(together with Werner Hemsing and Lorenz Gräf, Globalpark AG)
In order to study panel attrition and optimal gratification strategy for survey participation, a study has been carried out at Globalpark AG. A commercial online access panel has been analyzed with regard to drop-out and incentives given to participants. An online access panel is a group of internet users that are invited to participate in surveys on a regular basis. Participants might be recruited both in the world wide web, offline (e.g. by means of CATI), or based on pre-existing databases. The representativity of an online access panel largely depends on the recruiting of the panel members. For surveys, panel members are drawn randomly or by selecting them according to certain characteristics. Consequently, different panel members participate in different surveys.
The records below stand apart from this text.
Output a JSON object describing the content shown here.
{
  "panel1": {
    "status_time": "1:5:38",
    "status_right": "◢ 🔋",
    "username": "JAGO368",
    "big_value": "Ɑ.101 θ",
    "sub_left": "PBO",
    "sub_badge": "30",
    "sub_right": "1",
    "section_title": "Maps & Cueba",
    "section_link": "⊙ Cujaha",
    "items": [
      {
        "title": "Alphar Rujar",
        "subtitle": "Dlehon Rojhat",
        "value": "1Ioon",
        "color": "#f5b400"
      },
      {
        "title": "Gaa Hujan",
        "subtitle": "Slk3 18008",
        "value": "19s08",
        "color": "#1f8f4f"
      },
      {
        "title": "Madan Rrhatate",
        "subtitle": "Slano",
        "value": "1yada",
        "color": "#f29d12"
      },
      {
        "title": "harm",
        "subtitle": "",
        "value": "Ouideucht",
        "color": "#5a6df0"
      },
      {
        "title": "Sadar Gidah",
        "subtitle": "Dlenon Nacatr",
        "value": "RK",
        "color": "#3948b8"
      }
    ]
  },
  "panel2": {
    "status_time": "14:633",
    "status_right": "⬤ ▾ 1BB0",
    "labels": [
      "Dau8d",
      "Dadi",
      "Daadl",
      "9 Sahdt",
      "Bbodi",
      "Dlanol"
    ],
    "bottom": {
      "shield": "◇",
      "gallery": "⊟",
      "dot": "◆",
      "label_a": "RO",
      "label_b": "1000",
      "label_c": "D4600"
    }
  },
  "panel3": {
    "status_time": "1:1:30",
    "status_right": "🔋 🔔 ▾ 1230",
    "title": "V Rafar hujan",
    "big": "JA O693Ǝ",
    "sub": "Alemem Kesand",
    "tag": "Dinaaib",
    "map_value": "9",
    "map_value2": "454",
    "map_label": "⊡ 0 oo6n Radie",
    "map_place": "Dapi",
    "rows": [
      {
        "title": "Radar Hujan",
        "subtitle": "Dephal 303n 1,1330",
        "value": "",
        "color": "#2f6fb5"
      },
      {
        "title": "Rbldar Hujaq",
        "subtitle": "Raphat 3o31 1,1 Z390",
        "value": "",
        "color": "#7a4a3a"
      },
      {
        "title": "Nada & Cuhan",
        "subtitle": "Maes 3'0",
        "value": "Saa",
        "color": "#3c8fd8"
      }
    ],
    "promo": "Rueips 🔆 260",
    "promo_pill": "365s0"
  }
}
Within the scope of a study undertaken by the research department of Globalpark AG, the consequences of different gratification strategies and frequency of invitations for surveys on panel attrition has been analyzed. 699 panel members were recruited in August and September 2000 and filled out the initial questionnaire. These panel members habe been surveyed over the next two and a half years up to 12 times. The participants of three of these surveys took part in raffles. Three surveys did not come with any incentive. Six out of the twelve surveys came with bonus points that could be exchanged into shopping vouchers. On average, the 699 panel members have been invited to 6.3 surveys. The average participation rate (answering at least one question) was 61%. In April and May 2002, four surveys had been conducted that again invited the 699 panel members. These four surevys serve as a bench mark whether or not the panel members are still active. 406 panel members reacted to the invitations and answered at least one question. This is equivalent to a participation rate of 58% (see figure 1).
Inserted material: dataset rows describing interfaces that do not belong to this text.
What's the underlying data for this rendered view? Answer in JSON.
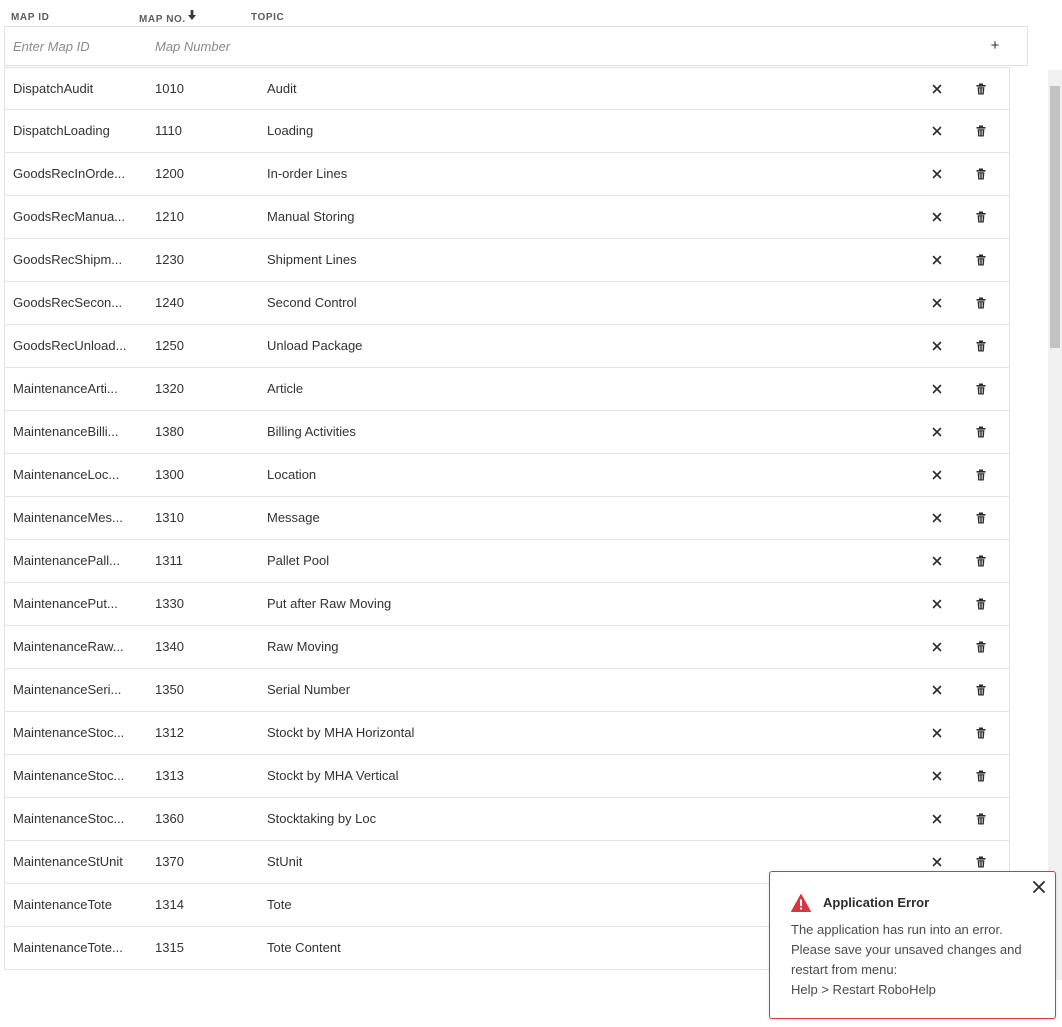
{
  "columns": {
    "map_id": "MAP ID",
    "map_no": "MAP NO.",
    "topic": "TOPIC",
    "sort_icon": "arrow-down-icon"
  },
  "new_row": {
    "map_id_placeholder": "Enter Map ID",
    "map_no_placeholder": "Map Number",
    "add_label": "+"
  },
  "rows": [
    {
      "map_id": "DispatchAudit",
      "map_no": "1010",
      "topic": "Audit"
    },
    {
      "map_id": "DispatchLoading",
      "map_no": "1110",
      "topic": "Loading"
    },
    {
      "map_id": "GoodsRecInOrde...",
      "map_no": "1200",
      "topic": "In-order Lines"
    },
    {
      "map_id": "GoodsRecManua...",
      "map_no": "1210",
      "topic": "Manual Storing"
    },
    {
      "map_id": "GoodsRecShipm...",
      "map_no": "1230",
      "topic": "Shipment Lines"
    },
    {
      "map_id": "GoodsRecSecon...",
      "map_no": "1240",
      "topic": "Second Control"
    },
    {
      "map_id": "GoodsRecUnload...",
      "map_no": "1250",
      "topic": "Unload Package"
    },
    {
      "map_id": "MaintenanceArti...",
      "map_no": "1320",
      "topic": "Article"
    },
    {
      "map_id": "MaintenanceBilli...",
      "map_no": "1380",
      "topic": "Billing Activities"
    },
    {
      "map_id": "MaintenanceLoc...",
      "map_no": "1300",
      "topic": "Location"
    },
    {
      "map_id": "MaintenanceMes...",
      "map_no": "1310",
      "topic": "Message"
    },
    {
      "map_id": "MaintenancePall...",
      "map_no": "1311",
      "topic": "Pallet Pool"
    },
    {
      "map_id": "MaintenancePut...",
      "map_no": "1330",
      "topic": "Put after Raw Moving"
    },
    {
      "map_id": "MaintenanceRaw...",
      "map_no": "1340",
      "topic": "Raw Moving"
    },
    {
      "map_id": "MaintenanceSeri...",
      "map_no": "1350",
      "topic": "Serial Number"
    },
    {
      "map_id": "MaintenanceStoc...",
      "map_no": "1312",
      "topic": "Stockt by MHA Horizontal"
    },
    {
      "map_id": "MaintenanceStoc...",
      "map_no": "1313",
      "topic": "Stockt by MHA Vertical"
    },
    {
      "map_id": "MaintenanceStoc...",
      "map_no": "1360",
      "topic": "Stocktaking by Loc"
    },
    {
      "map_id": "MaintenanceStUnit",
      "map_no": "1370",
      "topic": "StUnit"
    },
    {
      "map_id": "MaintenanceTote",
      "map_no": "1314",
      "topic": "Tote"
    },
    {
      "map_id": "MaintenanceTote...",
      "map_no": "1315",
      "topic": "Tote Content"
    }
  ],
  "row_icons": {
    "remove": "close-icon",
    "delete": "trash-icon"
  },
  "error_toast": {
    "title": "Application Error",
    "line1": "The application has run into an error.",
    "line2": "Please save your unsaved changes and",
    "line3": "restart from menu:",
    "line4": "Help > Restart RoboHelp",
    "icon": "warning-icon",
    "border_color": "#d7373f"
  }
}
Frequent invitations to surveys foster the readiness to remain in the panel. Those panel members that left the panel had been invited to 5.5 surveys on average. Members that remained in the panel, in contrast, had been invited to 7.3 surveys on average (see figure 3). The relation between frequency of invitation and panel attrition is shown in more detail in figure 4. Almost 70% of the panel members that received nine ore more invitations were still active in April and Mai 2002. Conversely, panel members that received only few invitations had a high probability of leaving the panel.
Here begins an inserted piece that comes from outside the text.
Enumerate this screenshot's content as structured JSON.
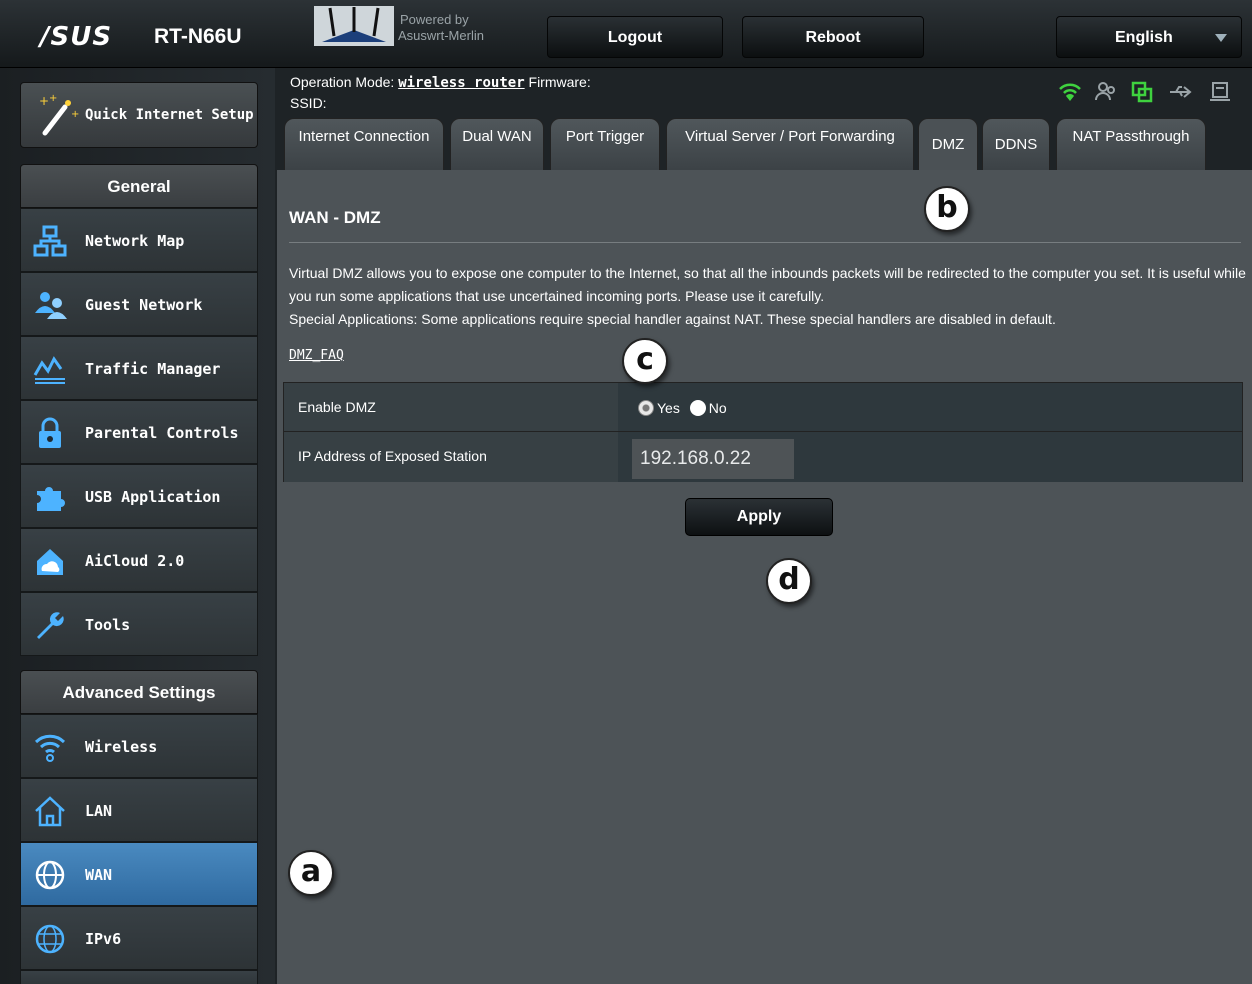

Hemsing, W., Müller, J. & Gräf, L. (2002). Panel attrition in relation to different kinds of incentives. Presentation at the 5th German Online Research Conference, Hohenheim.